Joan Marie Johnson examines an understudied dimension of women's history in the United States: how a group of affluent white women from the late nineteenth through the mid-twentieth centuries advanced the status of all women through acts of philanthropy. This cadre of activists included Phoebe Hearst, the mother of William Randolph Hearst; Grace Dodge, granddaughter of Wall Street "Merchant Prince" William Earle Dodge; and Ava Belmont, who married into the Vanderbilt family fortune. Motivated by their own experiences with sexism, and focusing on women's need for economic independence, these benefactors sought to expand women's access to higher education, promote suffrage, and champion reproductive rights, as well as to provide assistance to working-class women. In a time when women still wielded limited political power, philanthropy was perhaps the most potent tool they had. But even as these wealthy women exercised considerable influence, their activism had significant limits. As Johnson argues, restrictions tied to their giving engendered resentment and jeopardized efforts to establish coalitions across racial and class lines.
As the struggle for full economic and political power and self-determination for women continues today, this history reveals how generous women helped shape the movement.
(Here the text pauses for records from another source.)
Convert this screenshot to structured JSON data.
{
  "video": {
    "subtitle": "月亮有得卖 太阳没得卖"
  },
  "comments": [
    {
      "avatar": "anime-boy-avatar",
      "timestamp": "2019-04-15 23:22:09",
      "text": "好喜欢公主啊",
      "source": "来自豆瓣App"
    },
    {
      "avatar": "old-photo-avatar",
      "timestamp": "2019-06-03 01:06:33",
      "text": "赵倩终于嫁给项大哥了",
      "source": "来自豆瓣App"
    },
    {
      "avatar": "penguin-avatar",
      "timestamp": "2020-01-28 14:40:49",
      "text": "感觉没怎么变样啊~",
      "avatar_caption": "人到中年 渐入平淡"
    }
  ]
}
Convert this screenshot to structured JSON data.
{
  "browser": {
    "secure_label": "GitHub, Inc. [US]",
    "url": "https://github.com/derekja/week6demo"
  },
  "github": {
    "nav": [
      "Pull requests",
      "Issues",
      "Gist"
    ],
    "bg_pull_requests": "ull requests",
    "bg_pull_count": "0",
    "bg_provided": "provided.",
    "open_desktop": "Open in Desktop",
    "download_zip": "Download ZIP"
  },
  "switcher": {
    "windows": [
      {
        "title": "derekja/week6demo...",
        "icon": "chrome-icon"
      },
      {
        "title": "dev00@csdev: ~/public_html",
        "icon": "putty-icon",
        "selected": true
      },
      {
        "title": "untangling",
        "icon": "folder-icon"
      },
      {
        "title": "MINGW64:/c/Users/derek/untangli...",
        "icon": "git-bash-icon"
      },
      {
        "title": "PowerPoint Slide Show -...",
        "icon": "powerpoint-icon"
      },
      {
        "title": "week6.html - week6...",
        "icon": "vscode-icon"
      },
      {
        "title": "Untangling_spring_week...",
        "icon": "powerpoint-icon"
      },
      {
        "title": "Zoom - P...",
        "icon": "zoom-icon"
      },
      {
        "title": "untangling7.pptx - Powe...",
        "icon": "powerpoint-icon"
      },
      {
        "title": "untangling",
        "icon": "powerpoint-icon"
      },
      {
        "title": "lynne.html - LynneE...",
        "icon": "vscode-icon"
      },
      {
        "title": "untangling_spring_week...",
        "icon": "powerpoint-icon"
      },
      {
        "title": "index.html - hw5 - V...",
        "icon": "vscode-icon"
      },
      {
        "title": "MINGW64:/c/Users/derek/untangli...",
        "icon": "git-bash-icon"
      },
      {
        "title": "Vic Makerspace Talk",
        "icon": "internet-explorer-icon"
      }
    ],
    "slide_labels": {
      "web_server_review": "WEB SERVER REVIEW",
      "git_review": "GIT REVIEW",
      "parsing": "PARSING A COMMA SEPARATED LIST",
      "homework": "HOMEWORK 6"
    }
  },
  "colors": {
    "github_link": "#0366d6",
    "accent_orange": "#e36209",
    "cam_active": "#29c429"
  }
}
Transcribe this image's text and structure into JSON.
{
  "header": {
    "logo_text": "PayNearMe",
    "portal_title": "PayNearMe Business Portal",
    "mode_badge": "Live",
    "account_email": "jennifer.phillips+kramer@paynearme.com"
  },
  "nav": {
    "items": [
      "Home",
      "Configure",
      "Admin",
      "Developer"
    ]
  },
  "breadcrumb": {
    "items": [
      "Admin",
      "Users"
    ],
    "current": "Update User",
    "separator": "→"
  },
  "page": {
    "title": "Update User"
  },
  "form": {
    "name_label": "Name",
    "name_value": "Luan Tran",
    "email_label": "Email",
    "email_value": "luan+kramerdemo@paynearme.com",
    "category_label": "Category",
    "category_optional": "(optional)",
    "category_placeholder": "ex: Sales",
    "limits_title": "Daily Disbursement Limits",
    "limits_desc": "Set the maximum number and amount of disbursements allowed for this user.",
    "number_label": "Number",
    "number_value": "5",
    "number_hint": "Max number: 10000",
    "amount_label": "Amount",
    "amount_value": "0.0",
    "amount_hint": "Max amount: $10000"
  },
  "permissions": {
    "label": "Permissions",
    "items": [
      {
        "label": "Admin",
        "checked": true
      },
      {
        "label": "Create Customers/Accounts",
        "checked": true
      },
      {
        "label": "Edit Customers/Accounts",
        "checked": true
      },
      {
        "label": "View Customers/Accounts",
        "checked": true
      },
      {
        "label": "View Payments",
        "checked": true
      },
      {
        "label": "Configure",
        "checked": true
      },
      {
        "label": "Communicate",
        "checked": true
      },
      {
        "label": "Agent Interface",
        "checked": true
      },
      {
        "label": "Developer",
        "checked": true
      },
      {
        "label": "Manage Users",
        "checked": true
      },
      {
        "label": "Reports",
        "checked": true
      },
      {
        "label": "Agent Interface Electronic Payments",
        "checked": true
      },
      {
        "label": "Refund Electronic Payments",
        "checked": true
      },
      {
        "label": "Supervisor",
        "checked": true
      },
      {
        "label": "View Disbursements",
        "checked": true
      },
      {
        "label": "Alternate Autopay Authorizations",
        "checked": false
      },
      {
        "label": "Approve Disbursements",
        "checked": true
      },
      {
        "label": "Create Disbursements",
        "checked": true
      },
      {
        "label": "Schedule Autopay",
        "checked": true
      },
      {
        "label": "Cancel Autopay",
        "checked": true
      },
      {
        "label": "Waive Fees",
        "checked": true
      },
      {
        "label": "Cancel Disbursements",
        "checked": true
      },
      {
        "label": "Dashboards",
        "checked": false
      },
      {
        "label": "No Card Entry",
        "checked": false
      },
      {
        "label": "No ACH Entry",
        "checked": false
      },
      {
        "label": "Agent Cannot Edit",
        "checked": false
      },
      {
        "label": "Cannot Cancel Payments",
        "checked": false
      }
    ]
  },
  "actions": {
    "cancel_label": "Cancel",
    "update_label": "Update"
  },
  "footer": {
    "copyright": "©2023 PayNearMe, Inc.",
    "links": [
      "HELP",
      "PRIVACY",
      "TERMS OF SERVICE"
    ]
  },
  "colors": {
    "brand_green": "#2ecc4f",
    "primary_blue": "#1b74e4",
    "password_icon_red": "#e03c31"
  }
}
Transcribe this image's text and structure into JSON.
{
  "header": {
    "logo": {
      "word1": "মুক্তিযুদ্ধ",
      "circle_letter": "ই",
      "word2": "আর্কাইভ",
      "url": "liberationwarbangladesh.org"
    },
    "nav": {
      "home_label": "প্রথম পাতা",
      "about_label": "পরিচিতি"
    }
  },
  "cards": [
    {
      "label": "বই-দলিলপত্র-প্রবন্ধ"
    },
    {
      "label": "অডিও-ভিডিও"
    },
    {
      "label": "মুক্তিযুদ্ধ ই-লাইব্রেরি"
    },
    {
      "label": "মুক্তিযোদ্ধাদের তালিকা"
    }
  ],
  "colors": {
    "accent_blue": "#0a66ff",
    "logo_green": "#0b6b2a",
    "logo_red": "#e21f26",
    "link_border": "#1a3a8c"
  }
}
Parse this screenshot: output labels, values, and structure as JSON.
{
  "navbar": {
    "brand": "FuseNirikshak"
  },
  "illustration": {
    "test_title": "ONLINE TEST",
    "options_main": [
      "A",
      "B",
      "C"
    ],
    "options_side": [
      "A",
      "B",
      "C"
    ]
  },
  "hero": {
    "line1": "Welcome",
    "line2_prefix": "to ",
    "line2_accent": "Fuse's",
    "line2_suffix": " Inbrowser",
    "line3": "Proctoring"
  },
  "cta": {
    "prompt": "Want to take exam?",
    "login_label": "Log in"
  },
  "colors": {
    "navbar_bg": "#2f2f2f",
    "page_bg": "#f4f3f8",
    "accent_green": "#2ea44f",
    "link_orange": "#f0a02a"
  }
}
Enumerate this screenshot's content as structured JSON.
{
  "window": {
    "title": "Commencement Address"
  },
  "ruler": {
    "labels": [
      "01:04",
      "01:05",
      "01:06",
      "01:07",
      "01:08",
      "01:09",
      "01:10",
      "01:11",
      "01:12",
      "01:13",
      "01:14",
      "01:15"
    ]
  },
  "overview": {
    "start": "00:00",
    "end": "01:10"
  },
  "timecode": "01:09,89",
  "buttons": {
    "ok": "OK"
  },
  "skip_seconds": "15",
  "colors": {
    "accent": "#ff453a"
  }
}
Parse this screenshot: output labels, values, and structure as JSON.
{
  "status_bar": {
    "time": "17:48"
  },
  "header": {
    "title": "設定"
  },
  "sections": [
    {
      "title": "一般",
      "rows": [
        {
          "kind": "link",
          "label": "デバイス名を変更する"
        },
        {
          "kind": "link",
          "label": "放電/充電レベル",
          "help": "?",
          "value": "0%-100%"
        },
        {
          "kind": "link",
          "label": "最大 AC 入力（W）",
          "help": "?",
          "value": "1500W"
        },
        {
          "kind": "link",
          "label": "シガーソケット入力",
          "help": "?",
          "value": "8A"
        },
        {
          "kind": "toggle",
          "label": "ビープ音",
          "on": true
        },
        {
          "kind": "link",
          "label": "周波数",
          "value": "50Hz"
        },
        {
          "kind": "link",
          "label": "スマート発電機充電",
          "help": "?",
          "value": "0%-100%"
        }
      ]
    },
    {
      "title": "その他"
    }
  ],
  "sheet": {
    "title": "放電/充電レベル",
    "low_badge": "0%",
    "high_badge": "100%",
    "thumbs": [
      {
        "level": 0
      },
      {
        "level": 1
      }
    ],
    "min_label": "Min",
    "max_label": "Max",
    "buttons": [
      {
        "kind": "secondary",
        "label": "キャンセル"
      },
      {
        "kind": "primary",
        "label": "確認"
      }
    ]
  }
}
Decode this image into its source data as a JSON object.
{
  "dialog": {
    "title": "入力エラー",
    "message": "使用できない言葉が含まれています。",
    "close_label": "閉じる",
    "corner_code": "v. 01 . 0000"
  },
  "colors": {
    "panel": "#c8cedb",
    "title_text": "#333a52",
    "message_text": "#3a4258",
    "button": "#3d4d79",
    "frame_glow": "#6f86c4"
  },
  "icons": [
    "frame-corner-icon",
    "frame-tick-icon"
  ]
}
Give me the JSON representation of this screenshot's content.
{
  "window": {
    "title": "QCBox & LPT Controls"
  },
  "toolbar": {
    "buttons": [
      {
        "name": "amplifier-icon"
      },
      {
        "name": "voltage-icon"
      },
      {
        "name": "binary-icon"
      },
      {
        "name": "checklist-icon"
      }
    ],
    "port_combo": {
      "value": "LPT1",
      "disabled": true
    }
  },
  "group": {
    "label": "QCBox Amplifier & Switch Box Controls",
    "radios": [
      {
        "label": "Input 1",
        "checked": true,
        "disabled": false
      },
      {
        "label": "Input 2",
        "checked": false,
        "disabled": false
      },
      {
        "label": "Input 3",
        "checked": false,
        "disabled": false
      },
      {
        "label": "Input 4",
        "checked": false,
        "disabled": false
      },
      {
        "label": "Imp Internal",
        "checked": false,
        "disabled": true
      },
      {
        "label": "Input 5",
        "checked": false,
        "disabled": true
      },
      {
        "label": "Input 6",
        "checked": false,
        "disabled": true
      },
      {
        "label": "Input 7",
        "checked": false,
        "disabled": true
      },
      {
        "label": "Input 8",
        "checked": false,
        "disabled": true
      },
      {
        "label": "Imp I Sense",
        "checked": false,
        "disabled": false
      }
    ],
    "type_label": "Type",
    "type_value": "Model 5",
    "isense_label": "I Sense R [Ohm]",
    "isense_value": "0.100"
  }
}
And Johnson shows us that tensions over wealth and power that persist in the modern movement have deep historical roots.
supporters of Margaret Sanger, Ellen Scripps, Alice Paul and NAWSA feud, coercive philanthropy, founding of Scripps College, history of women doctors, Mary Dreier, American Birth Control League, women in the labor movement, Jane Stanford, Indiana Fletcher Williams, Phoebe Hearst, Gertrude Pinchot, Sweet Briar College, Why did the woman suffrage movement succeed, coeducation at the Johns Hopkins Medical School, development of the Pill, history of Planned Parenthood, history of women’s colleges, coeducation at the University of Rochester, Jessie Ashley, Katharine McCormick, Women’s Trade Union League, working girls’ societies, Elsie Clews Parsons, Juliet Rublee, founder of Smith College, Mary Garrett, Grace Hoadley Dodge, coeducation at Massachusetts Institute of Technology, wealthy women and feminism, Mary Ware Dennett, Anna Howard Shaw, history of birth control, history of coeducation, Margaret Robins, Sophia Smith, Alva Belmont, history of the Women’s Trade Union league, race and class divisions in the women’s movement, merger of the YWCA, founding of Stanford University